The decision extends to all PreK through 12th-grade classes. The district plans to revisit its decision no earlier than Jan. 21, at which point they could choose to continue remote learning or begin returning students to the classroom.
Schools have until Thursday to move operations online, “to give parents, guardians, and families some time to adjust their schedules.”
“We recognize this will be extremely difficult for our families and hope that everyone takes the necessary precautions to reverse the spread of this terrible virus,” Lewis said.
The city’s weekly positive test rate is currently 5.5 percent, with an average of 215 new COVID-19 cases reported daily. Nearly 69 percent of hospital beds are in use, 4 percent of which are occupied by COVID-19 patients. All three health metrics provide evidence of community spread.
While many school systems failed to reopen this fall or flip-flopped between face-to-face and remote instruction, New Orleans public schools have held classes largely in-person. About 60 percent of the district’s 45,000 students have been back in the classroom, at least part-time, since mid-October.
For months, the district managed to ride out smaller spikes without reinstating restrictions. But the number of cases reported among public school teachers and students jumped after the Thanksgiving holiday and has been elevated ever since.
School and medical officials believe school-based transmission is rare, though data supporting these claims hasn’t been shared publicly. Even if schools aren’t leading drivers of community spread, researchers believe the higher the rate of transmission, the more difficult it is for schools to insulate themselves from outside volatility.
“There is simply a point at which it just won’t be safe because of what will be coming into the schools,” New Orleans Health Director Dr. Jennifer Avegno said in early December.
As of Dec. 30, the district was still planing for an in-person spring semester without new restrictions. But individual teachers and the local union, United Teachers of New Orleans (UTNO), pushed back.
UTNO President Wanda Richard published an open letter asking the district and school board to allow schools to decide whether or not to welcome students back from winter break in-person or virtually.
Richard also requested that all school employees be allowed to work from home.
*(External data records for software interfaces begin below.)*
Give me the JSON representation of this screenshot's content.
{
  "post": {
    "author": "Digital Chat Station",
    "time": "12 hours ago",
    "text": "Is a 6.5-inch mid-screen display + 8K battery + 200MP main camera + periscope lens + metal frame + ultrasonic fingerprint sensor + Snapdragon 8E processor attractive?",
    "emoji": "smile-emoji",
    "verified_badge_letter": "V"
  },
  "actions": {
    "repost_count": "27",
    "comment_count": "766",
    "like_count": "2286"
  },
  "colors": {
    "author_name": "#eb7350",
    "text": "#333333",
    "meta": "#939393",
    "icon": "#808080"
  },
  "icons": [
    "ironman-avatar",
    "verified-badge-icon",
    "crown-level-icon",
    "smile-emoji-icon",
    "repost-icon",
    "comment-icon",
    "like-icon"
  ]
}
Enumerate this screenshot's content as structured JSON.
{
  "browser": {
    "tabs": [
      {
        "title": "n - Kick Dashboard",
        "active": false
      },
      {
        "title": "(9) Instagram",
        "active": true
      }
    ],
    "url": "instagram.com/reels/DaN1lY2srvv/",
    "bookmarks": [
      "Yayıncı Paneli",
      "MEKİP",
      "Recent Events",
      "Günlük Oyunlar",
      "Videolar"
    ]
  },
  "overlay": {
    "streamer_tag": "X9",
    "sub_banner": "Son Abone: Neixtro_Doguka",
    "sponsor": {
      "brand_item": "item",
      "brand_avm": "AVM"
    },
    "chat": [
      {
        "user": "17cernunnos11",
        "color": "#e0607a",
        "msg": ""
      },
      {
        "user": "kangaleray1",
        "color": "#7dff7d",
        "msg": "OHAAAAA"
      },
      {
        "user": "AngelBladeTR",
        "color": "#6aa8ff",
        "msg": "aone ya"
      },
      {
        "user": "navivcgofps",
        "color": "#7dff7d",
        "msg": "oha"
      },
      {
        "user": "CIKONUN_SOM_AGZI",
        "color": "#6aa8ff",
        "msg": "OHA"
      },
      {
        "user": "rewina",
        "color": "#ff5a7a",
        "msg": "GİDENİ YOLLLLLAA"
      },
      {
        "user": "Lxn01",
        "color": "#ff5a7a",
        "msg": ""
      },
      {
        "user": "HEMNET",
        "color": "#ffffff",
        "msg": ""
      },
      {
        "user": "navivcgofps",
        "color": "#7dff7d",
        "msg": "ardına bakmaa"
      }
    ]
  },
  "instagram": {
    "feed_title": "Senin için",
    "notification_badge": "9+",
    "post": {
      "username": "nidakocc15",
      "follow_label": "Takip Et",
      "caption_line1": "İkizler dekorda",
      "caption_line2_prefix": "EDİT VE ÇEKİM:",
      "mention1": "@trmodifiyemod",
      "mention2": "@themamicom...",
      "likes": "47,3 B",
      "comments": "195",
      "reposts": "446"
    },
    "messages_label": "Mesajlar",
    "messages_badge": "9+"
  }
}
While some schools have offered accommodations for teachers who are uncomfortable teaching in-person, many require teachers to work onsite.
Following Monday’s announcement, UTNO published a statement supporting the district’s decision to move to virtual instruction.
“Online schooling is not the ideal option for students or teachers, and we all long for the day when in-person education can resume safely, but unfortunately the latest COVID-19 surge makes this impossible,” Richard said in the statement.
Prior to the district’s announcement, several schools had already made the decision to begin the semester online, citing the threat of another post-holiday spike.
Bricolage Academy CEO Troave’ Profice told The Lens students and teachers would not be returning to the classroom this week due to staff and student exposures to COVID-19 and potential staffing shortages. Sophie B. Wright High School was also planning for a virtual start prior to the district’s decision.
For months, school officials assured families that if deemed necessary, a return to virtual operations would likely be targeted and gradual.
COO Tiffany Delcour told school board members last month that the district would institute heightened restrictions before closing schools entirely. Delcour listed several steps, including eliminating spectators at sporting events, restricting extracurriculars, and reducing the number of students attending classes in-person.
While the district ultimately decided on a sharp pivot, in stark contrast to the plan outlined by Delcour, there are a few caveats.
Schools are permitted to “accommodate instruction for special populations,” according to the district. That means specific groups of students may continue learning in-person under reduced class sizes.
In-person instruction is also still allowed for students in PreK through the fifth grade, as long as they learn in static groups with no more than 15 individuals. It’s up to individual schools whether they’ll keep some students on campus or teach all classes virtually. School buildings will also remain open to provide support services and distribute meals.